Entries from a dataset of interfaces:
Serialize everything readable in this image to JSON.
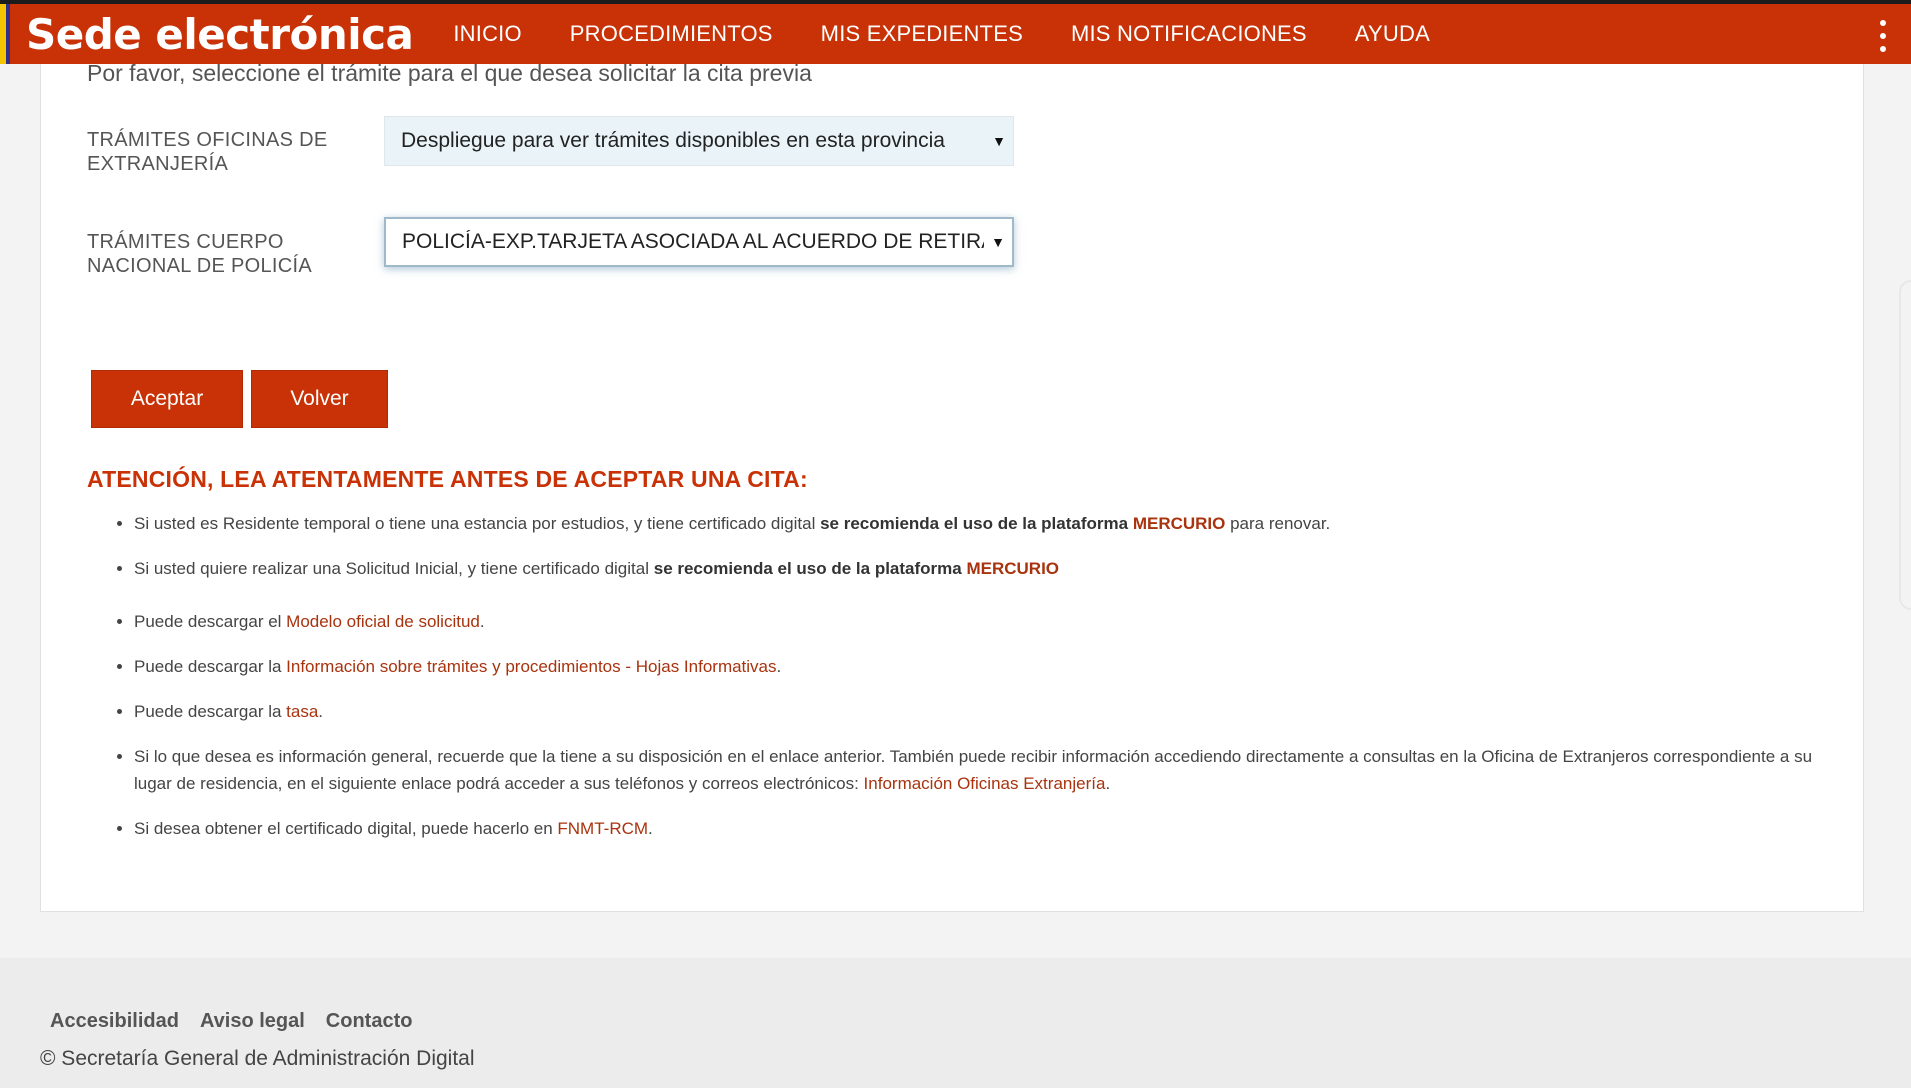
{
  "header": {
    "brand": "Sede electrónica",
    "nav": [
      "INICIO",
      "PROCEDIMIENTOS",
      "MIS EXPEDIENTES",
      "MIS NOTIFICACIONES",
      "AYUDA"
    ],
    "accent_color": "#c83206"
  },
  "form": {
    "intro": "Por favor, seleccione el trámite para el que desea solicitar la cita previa",
    "fields": [
      {
        "label": "TRÁMITES OFICINAS DE EXTRANJERÍA",
        "selected": "Despliegue para ver trámites disponibles en esta provincia"
      },
      {
        "label": "TRÁMITES CUERPO NACIONAL DE POLICÍA",
        "selected": "POLICÍA-EXP.TARJETA ASOCIADA AL ACUERDO DE RETIRADA"
      }
    ],
    "accept_label": "Aceptar",
    "back_label": "Volver"
  },
  "attention": {
    "title": "ATENCIÓN, LEA ATENTAMENTE ANTES DE ACEPTAR UNA CITA:",
    "items": [
      {
        "pre": "Si usted es Residente temporal o tiene una estancia por estudios, y tiene certificado digital ",
        "bold": "se recomienda el uso de la plataforma ",
        "link": "MERCURIO",
        "post": " para renovar."
      },
      {
        "pre": "Si usted quiere realizar una Solicitud Inicial, y tiene certificado digital ",
        "bold": "se recomienda el uso de la plataforma ",
        "link": "MERCURIO",
        "post": ""
      },
      {
        "pre": "Puede descargar el ",
        "link": "Modelo oficial de solicitud",
        "post": "."
      },
      {
        "pre": "Puede descargar la ",
        "link": "Información sobre trámites y procedimientos - Hojas Informativas",
        "post": "."
      },
      {
        "pre": "Puede descargar la ",
        "link": "tasa",
        "post": "."
      },
      {
        "pre": "Si lo que desea es información general, recuerde que la tiene a su disposición en el enlace anterior. También puede recibir información accediendo directamente a consultas en la Oficina de Extranjeros correspondiente a su lugar de residencia, en el siguiente enlace podrá acceder a sus teléfonos y correos electrónicos: ",
        "link": "Información Oficinas Extranjería",
        "post": "."
      },
      {
        "pre": "Si desea obtener el certificado digital, puede hacerlo en ",
        "link": "FNMT-RCM",
        "post": "."
      }
    ]
  },
  "footer": {
    "links": [
      "Accesibilidad",
      "Aviso legal",
      "Contacto"
    ],
    "copyright": "© Secretaría General de Administración Digital"
  }
}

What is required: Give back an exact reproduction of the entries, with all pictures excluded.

Exercise solution:
Serialize everything readable in this image to JSON.
{
  "header": {
    "brand": "Sede electrónica",
    "nav": [
      "INICIO",
      "PROCEDIMIENTOS",
      "MIS EXPEDIENTES",
      "MIS NOTIFICACIONES",
      "AYUDA"
    ],
    "accent_color": "#c83206"
  },
  "form": {
    "intro": "Por favor, seleccione el trámite para el que desea solicitar la cita previa",
    "fields": [
      {
        "label": "TRÁMITES OFICINAS DE EXTRANJERÍA",
        "selected": "Despliegue para ver trámites disponibles en esta provincia"
      },
      {
        "label": "TRÁMITES CUERPO NACIONAL DE POLICÍA",
        "selected": "POLICÍA-EXP.TARJETA ASOCIADA AL ACUERDO DE RETIRADA"
      }
    ],
    "accept_label": "Aceptar",
    "back_label": "Volver"
  },
  "attention": {
    "title": "ATENCIÓN, LEA ATENTAMENTE ANTES DE ACEPTAR UNA CITA:",
    "items": [
      {
        "pre": "Si usted es Residente temporal o tiene una estancia por estudios, y tiene certificado digital ",
        "bold": "se recomienda el uso de la plataforma ",
        "link": "MERCURIO",
        "post": " para renovar."
      },
      {
        "pre": "Si usted quiere realizar una Solicitud Inicial, y tiene certificado digital ",
        "bold": "se recomienda el uso de la plataforma ",
        "link": "MERCURIO",
        "post": ""
      },
      {
        "pre": "Puede descargar el ",
        "link": "Modelo oficial de solicitud",
        "post": "."
      },
      {
        "pre": "Puede descargar la ",
        "link": "Información sobre trámites y procedimientos - Hojas Informativas",
        "post": "."
      },
      {
        "pre": "Puede descargar la ",
        "link": "tasa",
        "post": "."
      },
      {
        "pre": "Si lo que desea es información general, recuerde que la tiene a su disposición en el enlace anterior. También puede recibir información accediendo directamente a consultas en la Oficina de Extranjeros correspondiente a su lugar de residencia, en el siguiente enlace podrá acceder a sus teléfonos y correos electrónicos: ",
        "link": "Información Oficinas Extranjería",
        "post": "."
      },
      {
        "pre": "Si desea obtener el certificado digital, puede hacerlo en ",
        "link": "FNMT-RCM",
        "post": "."
      }
    ]
  },
  "footer": {
    "links": [
      "Accesibilidad",
      "Aviso legal",
      "Contacto"
    ],
    "copyright": "© Secretaría General de Administración Digital"
  }
}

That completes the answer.